• [REQUIRED WORK]: In the entries below, spot each line with the word "Department" and copy it.

|---|

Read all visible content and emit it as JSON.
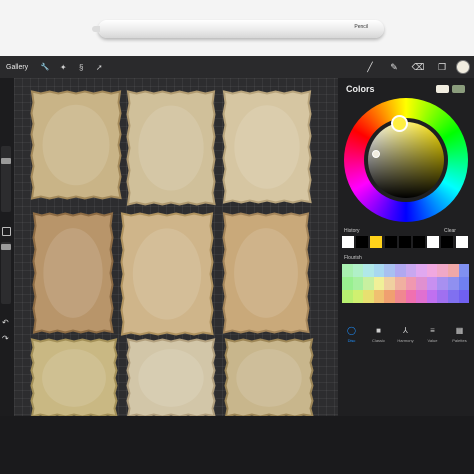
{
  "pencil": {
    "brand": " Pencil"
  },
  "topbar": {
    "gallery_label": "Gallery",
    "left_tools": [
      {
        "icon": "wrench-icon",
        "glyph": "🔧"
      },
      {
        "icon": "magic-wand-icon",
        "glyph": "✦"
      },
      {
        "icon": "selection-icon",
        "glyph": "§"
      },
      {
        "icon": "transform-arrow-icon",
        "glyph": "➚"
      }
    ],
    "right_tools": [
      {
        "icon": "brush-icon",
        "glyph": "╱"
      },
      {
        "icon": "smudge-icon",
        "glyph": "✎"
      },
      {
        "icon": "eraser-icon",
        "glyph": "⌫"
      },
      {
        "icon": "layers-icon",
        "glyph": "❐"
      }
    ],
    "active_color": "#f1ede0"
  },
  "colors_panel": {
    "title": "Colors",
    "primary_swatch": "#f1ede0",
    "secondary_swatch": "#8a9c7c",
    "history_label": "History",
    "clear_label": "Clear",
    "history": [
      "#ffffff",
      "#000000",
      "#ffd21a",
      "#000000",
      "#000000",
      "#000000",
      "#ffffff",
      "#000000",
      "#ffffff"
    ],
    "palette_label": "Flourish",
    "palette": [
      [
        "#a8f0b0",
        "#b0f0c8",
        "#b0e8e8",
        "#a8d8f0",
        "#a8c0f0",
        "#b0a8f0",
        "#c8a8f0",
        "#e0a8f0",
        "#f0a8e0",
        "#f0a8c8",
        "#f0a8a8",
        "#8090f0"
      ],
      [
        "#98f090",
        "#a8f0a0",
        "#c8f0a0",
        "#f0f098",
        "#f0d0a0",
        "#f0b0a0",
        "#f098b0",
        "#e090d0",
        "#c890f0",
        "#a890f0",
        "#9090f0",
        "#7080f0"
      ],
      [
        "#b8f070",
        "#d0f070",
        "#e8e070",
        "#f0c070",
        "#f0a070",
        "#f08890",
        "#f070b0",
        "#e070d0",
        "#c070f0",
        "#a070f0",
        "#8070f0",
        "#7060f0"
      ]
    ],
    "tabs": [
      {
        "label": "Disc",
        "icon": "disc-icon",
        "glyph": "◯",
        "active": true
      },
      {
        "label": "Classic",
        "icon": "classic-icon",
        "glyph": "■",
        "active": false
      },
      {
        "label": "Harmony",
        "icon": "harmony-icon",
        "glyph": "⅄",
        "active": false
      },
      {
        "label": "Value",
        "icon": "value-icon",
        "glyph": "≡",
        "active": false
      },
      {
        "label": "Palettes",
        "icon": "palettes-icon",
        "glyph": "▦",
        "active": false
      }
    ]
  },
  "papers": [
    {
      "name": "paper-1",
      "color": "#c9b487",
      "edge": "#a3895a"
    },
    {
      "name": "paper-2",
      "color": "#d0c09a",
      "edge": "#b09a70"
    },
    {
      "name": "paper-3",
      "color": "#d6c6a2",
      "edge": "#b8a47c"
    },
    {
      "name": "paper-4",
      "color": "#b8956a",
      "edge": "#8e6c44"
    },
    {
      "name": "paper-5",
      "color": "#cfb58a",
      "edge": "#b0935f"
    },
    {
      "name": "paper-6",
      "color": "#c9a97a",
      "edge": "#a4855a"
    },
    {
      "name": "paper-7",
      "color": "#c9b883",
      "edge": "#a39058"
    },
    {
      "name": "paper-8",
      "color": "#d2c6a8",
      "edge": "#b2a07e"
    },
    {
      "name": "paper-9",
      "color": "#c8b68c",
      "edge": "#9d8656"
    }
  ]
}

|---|

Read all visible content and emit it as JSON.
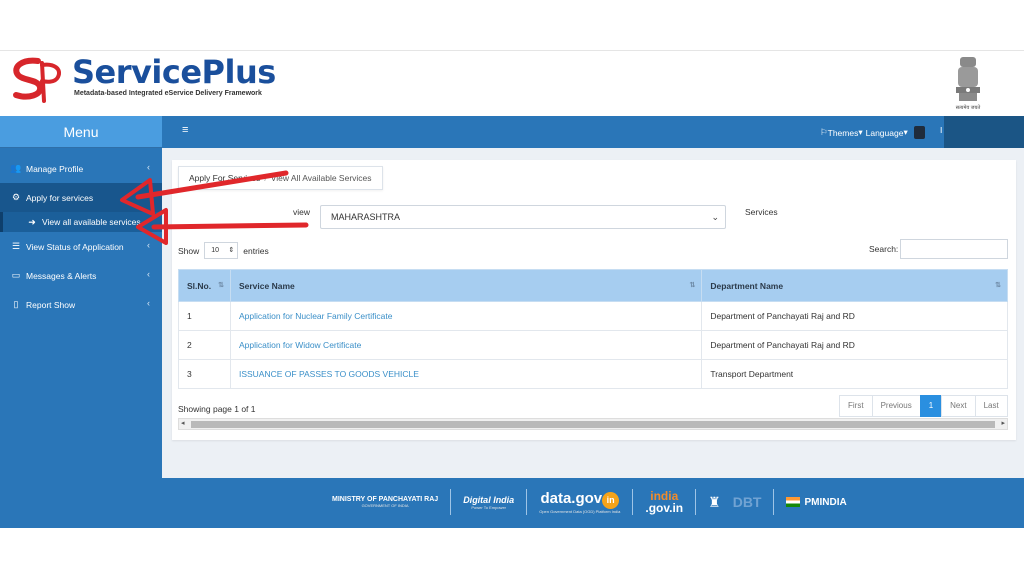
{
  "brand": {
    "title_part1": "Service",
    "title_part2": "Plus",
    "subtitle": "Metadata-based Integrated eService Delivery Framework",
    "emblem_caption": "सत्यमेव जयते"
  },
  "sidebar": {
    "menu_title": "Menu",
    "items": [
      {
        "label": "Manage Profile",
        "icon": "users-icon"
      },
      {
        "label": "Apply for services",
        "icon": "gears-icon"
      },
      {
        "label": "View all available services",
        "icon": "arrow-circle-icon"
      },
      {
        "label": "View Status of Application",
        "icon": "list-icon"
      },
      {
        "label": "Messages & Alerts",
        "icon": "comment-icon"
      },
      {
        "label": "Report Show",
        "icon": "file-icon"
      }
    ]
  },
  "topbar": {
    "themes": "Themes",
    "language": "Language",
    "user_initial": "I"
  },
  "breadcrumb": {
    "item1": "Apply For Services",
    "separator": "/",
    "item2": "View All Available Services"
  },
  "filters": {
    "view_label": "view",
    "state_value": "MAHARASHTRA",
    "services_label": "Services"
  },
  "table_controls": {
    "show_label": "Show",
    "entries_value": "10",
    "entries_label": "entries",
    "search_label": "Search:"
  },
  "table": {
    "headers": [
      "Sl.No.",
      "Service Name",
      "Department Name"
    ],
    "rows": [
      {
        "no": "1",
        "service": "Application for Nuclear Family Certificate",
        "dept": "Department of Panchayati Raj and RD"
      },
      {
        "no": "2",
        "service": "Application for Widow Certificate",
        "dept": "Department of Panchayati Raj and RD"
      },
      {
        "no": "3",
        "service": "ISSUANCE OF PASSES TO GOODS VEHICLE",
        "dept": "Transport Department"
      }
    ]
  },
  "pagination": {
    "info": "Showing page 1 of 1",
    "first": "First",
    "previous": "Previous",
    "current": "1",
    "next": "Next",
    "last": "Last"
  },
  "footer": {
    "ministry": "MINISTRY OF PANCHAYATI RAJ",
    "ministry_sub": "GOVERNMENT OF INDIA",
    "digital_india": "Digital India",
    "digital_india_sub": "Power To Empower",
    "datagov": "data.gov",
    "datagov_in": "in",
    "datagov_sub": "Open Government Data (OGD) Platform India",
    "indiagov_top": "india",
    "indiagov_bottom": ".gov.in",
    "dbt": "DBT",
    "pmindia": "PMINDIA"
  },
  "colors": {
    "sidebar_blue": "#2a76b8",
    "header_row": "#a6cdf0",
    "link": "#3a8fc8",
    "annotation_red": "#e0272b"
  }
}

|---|

• [WORKED SOLUTION]:
      "Department Name"
        "dept": "Department of Panchayati Raj and RD"
        "dept": "Department of Panchayati Raj and RD"
        "dept": "Transport Department"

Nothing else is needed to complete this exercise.